** Opening THE RECORDS block **

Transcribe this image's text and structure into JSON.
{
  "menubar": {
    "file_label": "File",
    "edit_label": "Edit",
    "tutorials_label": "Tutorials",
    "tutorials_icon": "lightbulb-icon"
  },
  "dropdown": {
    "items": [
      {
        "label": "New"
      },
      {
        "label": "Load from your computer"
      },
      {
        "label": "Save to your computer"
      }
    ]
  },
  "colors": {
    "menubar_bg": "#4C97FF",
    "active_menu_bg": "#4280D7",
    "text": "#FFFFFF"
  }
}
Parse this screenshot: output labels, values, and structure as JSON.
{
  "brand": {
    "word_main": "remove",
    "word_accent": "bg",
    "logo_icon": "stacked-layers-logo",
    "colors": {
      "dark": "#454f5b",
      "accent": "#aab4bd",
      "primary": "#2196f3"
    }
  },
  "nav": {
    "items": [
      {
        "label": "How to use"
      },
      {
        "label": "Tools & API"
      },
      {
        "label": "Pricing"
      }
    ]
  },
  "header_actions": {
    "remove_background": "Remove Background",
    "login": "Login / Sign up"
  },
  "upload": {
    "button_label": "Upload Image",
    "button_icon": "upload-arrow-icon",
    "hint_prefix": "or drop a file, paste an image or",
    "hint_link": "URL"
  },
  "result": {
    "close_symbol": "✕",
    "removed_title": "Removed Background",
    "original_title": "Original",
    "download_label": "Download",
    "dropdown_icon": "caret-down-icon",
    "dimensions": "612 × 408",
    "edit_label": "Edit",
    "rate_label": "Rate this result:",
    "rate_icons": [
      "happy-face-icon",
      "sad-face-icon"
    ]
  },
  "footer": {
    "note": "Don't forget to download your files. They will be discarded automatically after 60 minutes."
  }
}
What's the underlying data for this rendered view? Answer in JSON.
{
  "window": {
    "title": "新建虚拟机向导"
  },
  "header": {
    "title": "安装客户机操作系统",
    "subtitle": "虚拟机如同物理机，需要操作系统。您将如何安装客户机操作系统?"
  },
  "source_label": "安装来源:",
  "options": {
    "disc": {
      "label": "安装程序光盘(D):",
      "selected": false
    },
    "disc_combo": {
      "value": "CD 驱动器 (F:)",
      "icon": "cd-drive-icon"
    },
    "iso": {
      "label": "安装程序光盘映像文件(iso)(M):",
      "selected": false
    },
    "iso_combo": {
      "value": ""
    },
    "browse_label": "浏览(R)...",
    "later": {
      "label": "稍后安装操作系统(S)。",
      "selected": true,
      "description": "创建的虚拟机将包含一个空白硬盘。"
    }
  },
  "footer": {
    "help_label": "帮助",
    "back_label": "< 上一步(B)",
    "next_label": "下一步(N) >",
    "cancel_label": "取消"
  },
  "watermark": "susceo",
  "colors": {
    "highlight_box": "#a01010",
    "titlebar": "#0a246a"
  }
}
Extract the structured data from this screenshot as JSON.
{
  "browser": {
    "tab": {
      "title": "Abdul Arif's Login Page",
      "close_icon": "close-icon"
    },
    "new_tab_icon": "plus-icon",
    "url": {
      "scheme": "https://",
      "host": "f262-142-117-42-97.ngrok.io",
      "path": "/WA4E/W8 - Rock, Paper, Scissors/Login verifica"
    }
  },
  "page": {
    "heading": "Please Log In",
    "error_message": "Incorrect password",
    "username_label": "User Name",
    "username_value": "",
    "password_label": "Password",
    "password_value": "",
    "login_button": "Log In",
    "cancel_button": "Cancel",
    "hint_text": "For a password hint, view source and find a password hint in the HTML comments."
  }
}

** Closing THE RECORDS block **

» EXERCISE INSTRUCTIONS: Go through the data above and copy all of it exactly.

» EXERCISE RESPONSE:
Transcribe this image's text and structure into JSON.
{
  "menubar": {
    "file_label": "File",
    "edit_label": "Edit",
    "tutorials_label": "Tutorials",
    "tutorials_icon": "lightbulb-icon"
  },
  "dropdown": {
    "items": [
      {
        "label": "New"
      },
      {
        "label": "Load from your computer"
      },
      {
        "label": "Save to your computer"
      }
    ]
  },
  "colors": {
    "menubar_bg": "#4C97FF",
    "active_menu_bg": "#4280D7",
    "text": "#FFFFFF"
  }
}
Parse this screenshot: output labels, values, and structure as JSON.
{
  "brand": {
    "word_main": "remove",
    "word_accent": "bg",
    "logo_icon": "stacked-layers-logo",
    "colors": {
      "dark": "#454f5b",
      "accent": "#aab4bd",
      "primary": "#2196f3"
    }
  },
  "nav": {
    "items": [
      {
        "label": "How to use"
      },
      {
        "label": "Tools & API"
      },
      {
        "label": "Pricing"
      }
    ]
  },
  "header_actions": {
    "remove_background": "Remove Background",
    "login": "Login / Sign up"
  },
  "upload": {
    "button_label": "Upload Image",
    "button_icon": "upload-arrow-icon",
    "hint_prefix": "or drop a file, paste an image or",
    "hint_link": "URL"
  },
  "result": {
    "close_symbol": "✕",
    "removed_title": "Removed Background",
    "original_title": "Original",
    "download_label": "Download",
    "dropdown_icon": "caret-down-icon",
    "dimensions": "612 × 408",
    "edit_label": "Edit",
    "rate_label": "Rate this result:",
    "rate_icons": [
      "happy-face-icon",
      "sad-face-icon"
    ]
  },
  "footer": {
    "note": "Don't forget to download your files. They will be discarded automatically after 60 minutes."
  }
}
What's the underlying data for this rendered view? Answer in JSON.
{
  "window": {
    "title": "新建虚拟机向导"
  },
  "header": {
    "title": "安装客户机操作系统",
    "subtitle": "虚拟机如同物理机，需要操作系统。您将如何安装客户机操作系统?"
  },
  "source_label": "安装来源:",
  "options": {
    "disc": {
      "label": "安装程序光盘(D):",
      "selected": false
    },
    "disc_combo": {
      "value": "CD 驱动器 (F:)",
      "icon": "cd-drive-icon"
    },
    "iso": {
      "label": "安装程序光盘映像文件(iso)(M):",
      "selected": false
    },
    "iso_combo": {
      "value": ""
    },
    "browse_label": "浏览(R)...",
    "later": {
      "label": "稍后安装操作系统(S)。",
      "selected": true,
      "description": "创建的虚拟机将包含一个空白硬盘。"
    }
  },
  "footer": {
    "help_label": "帮助",
    "back_label": "< 上一步(B)",
    "next_label": "下一步(N) >",
    "cancel_label": "取消"
  },
  "watermark": "susceo",
  "colors": {
    "highlight_box": "#a01010",
    "titlebar": "#0a246a"
  }
}
Extract the structured data from this screenshot as JSON.
{
  "browser": {
    "tab": {
      "title": "Abdul Arif's Login Page",
      "close_icon": "close-icon"
    },
    "new_tab_icon": "plus-icon",
    "url": {
      "scheme": "https://",
      "host": "f262-142-117-42-97.ngrok.io",
      "path": "/WA4E/W8 - Rock, Paper, Scissors/Login verifica"
    }
  },
  "page": {
    "heading": "Please Log In",
    "error_message": "Incorrect password",
    "username_label": "User Name",
    "username_value": "",
    "password_label": "Password",
    "password_value": "",
    "login_button": "Log In",
    "cancel_button": "Cancel",
    "hint_text": "For a password hint, view source and find a password hint in the HTML comments."
  }
}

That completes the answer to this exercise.